*Requirement*
Count every line below that holds "https". Number only.

(Entries taken from a collection)
=== Section Start ===

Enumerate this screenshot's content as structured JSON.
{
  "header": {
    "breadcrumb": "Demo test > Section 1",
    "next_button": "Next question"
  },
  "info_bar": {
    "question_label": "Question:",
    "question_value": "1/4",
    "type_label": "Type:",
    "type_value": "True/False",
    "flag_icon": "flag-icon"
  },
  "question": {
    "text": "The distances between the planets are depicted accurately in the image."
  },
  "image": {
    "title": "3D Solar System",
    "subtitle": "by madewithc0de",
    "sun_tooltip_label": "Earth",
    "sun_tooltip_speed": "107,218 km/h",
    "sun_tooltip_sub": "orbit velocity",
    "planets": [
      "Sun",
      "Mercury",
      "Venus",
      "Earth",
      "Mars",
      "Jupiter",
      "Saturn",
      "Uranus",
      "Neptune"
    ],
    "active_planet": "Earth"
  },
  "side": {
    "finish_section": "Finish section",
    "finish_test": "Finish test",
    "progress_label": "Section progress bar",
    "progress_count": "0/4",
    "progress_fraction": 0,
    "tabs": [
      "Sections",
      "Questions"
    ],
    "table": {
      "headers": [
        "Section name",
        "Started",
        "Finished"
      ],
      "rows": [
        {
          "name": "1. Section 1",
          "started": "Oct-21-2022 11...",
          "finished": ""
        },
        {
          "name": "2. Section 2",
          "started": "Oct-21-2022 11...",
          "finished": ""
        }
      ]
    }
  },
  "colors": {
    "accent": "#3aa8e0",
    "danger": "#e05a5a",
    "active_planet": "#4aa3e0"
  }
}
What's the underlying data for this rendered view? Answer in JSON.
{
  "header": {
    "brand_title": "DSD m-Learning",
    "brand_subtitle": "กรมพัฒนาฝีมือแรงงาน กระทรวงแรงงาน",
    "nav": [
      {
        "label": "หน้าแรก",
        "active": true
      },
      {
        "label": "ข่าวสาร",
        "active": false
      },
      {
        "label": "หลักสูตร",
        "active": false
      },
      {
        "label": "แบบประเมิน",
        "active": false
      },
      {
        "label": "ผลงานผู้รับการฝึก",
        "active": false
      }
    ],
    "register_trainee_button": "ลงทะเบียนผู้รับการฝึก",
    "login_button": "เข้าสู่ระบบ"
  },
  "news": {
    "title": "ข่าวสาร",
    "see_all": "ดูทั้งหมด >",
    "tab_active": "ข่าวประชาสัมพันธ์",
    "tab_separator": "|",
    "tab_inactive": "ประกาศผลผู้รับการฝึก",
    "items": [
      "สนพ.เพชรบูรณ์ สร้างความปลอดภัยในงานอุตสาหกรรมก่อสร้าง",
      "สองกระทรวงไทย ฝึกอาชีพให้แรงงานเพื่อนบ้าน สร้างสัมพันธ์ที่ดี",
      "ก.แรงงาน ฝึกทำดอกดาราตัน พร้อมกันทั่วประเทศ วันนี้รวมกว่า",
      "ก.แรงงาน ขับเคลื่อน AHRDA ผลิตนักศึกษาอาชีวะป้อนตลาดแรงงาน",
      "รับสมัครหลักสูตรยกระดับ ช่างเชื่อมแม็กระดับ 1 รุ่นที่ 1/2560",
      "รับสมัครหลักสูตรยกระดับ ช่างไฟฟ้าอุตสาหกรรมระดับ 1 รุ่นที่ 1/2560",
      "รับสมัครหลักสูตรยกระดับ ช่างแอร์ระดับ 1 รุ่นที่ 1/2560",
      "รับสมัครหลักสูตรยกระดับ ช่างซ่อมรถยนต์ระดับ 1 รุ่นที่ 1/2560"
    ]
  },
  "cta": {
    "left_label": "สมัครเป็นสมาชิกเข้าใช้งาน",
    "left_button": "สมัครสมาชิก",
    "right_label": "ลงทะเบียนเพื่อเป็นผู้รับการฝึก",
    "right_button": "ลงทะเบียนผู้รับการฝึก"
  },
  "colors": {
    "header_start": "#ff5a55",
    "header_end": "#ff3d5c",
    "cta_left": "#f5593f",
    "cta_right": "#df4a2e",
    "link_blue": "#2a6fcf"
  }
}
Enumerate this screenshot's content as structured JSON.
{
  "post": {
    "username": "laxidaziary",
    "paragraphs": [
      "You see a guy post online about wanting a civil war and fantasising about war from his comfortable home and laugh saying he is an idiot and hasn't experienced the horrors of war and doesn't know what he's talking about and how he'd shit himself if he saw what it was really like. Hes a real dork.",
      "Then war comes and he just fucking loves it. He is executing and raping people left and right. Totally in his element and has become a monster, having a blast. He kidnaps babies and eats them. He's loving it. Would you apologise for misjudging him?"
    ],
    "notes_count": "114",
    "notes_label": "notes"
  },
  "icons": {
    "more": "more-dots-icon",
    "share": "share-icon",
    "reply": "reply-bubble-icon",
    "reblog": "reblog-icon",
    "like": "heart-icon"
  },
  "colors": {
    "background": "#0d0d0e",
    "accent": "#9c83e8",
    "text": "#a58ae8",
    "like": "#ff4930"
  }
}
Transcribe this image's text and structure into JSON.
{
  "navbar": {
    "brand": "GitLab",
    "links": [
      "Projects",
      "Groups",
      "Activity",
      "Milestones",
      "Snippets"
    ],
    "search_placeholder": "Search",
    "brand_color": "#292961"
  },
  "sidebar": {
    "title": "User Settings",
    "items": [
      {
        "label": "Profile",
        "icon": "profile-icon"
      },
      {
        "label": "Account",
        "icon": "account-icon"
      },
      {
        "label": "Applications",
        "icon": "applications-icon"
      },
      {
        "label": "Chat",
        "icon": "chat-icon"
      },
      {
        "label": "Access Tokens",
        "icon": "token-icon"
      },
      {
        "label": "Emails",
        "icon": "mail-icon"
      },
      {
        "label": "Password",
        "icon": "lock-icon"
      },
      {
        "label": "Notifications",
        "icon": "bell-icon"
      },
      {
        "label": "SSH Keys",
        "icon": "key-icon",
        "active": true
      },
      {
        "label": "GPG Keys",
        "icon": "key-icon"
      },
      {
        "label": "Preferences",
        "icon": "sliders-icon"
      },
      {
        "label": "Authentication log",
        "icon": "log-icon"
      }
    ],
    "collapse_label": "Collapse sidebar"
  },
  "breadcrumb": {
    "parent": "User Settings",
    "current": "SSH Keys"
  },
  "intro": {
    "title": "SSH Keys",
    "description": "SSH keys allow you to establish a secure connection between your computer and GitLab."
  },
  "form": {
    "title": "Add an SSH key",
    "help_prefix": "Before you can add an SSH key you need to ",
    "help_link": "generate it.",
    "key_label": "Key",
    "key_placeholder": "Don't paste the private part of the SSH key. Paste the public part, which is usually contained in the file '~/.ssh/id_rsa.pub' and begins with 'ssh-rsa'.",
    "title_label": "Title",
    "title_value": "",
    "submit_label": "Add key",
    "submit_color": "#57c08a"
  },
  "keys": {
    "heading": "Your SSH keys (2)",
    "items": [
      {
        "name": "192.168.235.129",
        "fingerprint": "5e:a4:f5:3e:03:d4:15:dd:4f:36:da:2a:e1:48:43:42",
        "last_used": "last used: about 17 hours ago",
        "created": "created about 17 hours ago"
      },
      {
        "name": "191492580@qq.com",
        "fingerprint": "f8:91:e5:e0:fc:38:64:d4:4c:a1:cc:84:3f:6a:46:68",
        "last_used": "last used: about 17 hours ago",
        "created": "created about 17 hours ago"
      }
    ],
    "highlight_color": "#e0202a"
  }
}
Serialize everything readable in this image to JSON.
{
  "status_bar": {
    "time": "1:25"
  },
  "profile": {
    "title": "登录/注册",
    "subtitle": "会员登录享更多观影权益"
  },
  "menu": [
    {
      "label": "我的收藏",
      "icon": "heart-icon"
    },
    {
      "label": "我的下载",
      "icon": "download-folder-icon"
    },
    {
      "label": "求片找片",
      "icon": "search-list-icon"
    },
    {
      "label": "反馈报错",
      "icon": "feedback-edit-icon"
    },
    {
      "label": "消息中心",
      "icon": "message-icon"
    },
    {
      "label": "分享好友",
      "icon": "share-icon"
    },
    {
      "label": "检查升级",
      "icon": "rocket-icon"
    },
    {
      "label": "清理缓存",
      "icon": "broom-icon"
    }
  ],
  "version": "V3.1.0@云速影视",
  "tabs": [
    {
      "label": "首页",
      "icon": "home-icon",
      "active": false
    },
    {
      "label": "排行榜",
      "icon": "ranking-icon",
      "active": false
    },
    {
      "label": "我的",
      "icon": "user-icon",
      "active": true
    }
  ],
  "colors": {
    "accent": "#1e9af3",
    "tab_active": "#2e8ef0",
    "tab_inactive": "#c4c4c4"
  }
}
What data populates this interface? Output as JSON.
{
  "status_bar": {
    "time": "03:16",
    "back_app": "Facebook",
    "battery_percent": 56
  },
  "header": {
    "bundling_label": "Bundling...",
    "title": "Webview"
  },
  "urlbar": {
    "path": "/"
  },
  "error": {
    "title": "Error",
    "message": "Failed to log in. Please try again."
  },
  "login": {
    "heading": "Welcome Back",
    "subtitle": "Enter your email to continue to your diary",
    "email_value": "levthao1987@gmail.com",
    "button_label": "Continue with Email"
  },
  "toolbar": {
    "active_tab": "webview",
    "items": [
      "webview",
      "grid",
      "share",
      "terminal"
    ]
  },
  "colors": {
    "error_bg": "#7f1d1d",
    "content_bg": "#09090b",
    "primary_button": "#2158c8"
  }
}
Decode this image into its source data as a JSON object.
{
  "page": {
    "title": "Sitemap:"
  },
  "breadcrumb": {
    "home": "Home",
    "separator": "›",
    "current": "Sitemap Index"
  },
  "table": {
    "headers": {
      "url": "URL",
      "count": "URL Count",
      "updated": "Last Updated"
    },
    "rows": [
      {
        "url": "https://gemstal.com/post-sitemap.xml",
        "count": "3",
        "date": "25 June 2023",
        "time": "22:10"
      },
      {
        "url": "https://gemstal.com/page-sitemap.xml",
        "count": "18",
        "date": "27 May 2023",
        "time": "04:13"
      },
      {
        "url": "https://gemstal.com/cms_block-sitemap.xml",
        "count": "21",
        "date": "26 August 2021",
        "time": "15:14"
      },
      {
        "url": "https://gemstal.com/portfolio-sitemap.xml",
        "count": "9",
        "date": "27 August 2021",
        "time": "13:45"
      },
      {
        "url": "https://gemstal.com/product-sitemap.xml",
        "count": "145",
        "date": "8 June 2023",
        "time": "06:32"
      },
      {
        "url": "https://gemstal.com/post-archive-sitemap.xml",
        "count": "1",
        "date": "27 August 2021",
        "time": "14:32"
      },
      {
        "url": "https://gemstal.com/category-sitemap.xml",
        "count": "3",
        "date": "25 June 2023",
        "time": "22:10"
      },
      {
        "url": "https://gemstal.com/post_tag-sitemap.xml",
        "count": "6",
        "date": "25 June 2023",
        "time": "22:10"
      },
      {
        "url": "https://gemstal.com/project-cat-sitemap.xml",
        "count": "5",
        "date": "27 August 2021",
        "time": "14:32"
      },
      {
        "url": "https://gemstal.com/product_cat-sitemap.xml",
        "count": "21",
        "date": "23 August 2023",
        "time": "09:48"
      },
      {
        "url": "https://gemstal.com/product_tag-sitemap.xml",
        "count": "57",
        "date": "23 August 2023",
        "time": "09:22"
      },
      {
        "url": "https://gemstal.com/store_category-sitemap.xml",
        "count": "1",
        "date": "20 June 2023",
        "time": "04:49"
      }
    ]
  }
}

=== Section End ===

*Response box*
12